Meaning of Admission 

      Admission is a Statement of Fact, oral or written, which wives or dispense with the production of evidence by conceding that fact asserted by the opponent is true. Admission is the best substantive evidence that an opposite party can rely upon.

Definition of Admission :

      According to Section 17 of the Indian Evidence Act, 1872 "An admission is a statement, oral or documentary which suggests any inference as to any fact in issue or relevant fact, and which is made by any of the persons and under the circumstances hereinafter mentioned".



Elements : 

To constitute admission following elements must be present.

A) A statement oral or written

B) It is a Statement to suggest any inference as to any fact in issue or relevant fact. 
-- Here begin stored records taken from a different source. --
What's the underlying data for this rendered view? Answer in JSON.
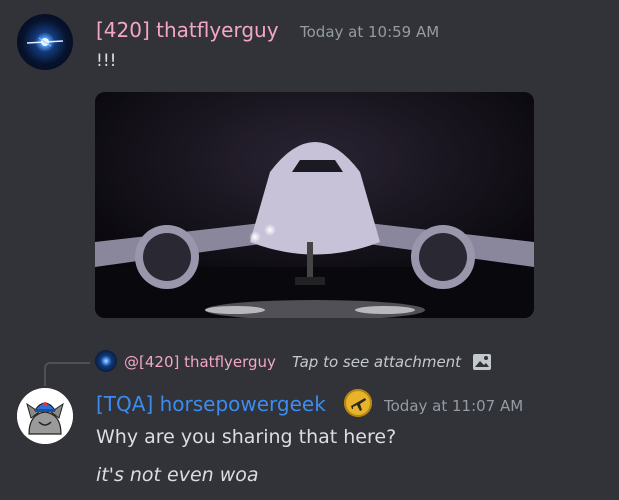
{
  "messages": [
    {
      "author": "[420] thatflyerguy",
      "timestamp": "Today at 10:59 AM",
      "text": "!!!",
      "avatar_icon": "airplane-night-avatar",
      "attachment": {
        "type": "image",
        "description_icon": "airplane-night-photo"
      },
      "author_color": "#f4a6c8"
    },
    {
      "reply_to": {
        "author": "@[420] thatflyerguy",
        "text": "Tap to see attachment",
        "icon": "image-icon"
      },
      "author": "[TQA] horsepowergeek",
      "timestamp": "Today at 11:07 AM",
      "badge_icon": "airplane-badge-icon",
      "avatar_icon": "cat-cap-avatar",
      "author_color": "#3c8cf0",
      "lines": [
        "Why are you sharing that here?",
        "it's not even woa"
      ]
    }
  ],
  "theme": {
    "background": "#313338",
    "text": "#dbdee1",
    "muted": "#949ba4"
  }
}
C) Admission will be relevant only if it is made by any of the person specified in the said Act

D) Admission is relevant only in the circumstances mentioned in the Act.


Example :

            Sam undertakes to collect rents For John. Sam was asked to collect rent from Tom. but Sam did not collect , saying that no rent was due from Tom to Sam. John sues  Sam for not collecting the rent . If Tom makes statement that he owed John rent, it is an admission.


Person Who can make Admission 

Sections 18 to 20 of the Act lays down the provisions relating to persons to make admissions

An admission is relevant if it is made by

i) A party  to the proceeding (Civil or Criminal);

ii) An agent authorized by such party;

iii) A Party  suing or being sued in a representative character making admission while holding such character,

iv) A person who has a proprietary interest in the subject matter of the suit during the continuance of such interest

v) A persons from whom the parties to the suit have derived their interest in the subject-matter of the suit during the continuance of such interest,

vi) A person whose position is it necessary to prove in a suit, if such statements would be relevant in a suit brought by or against himself,

vii)  A person to whom a party to the suit has expressly referred for information in reference to a matter in dispute.




 See also 

1) Difference between Confession and Admission

2) Various provisions relating to admission

3) When Secondary Evidence is Admissible ?

4) Improper Admission and Rejection of Evidence

5) Difference Between an Admissions and Estoppel

0 comments:

Post a comment

See Also..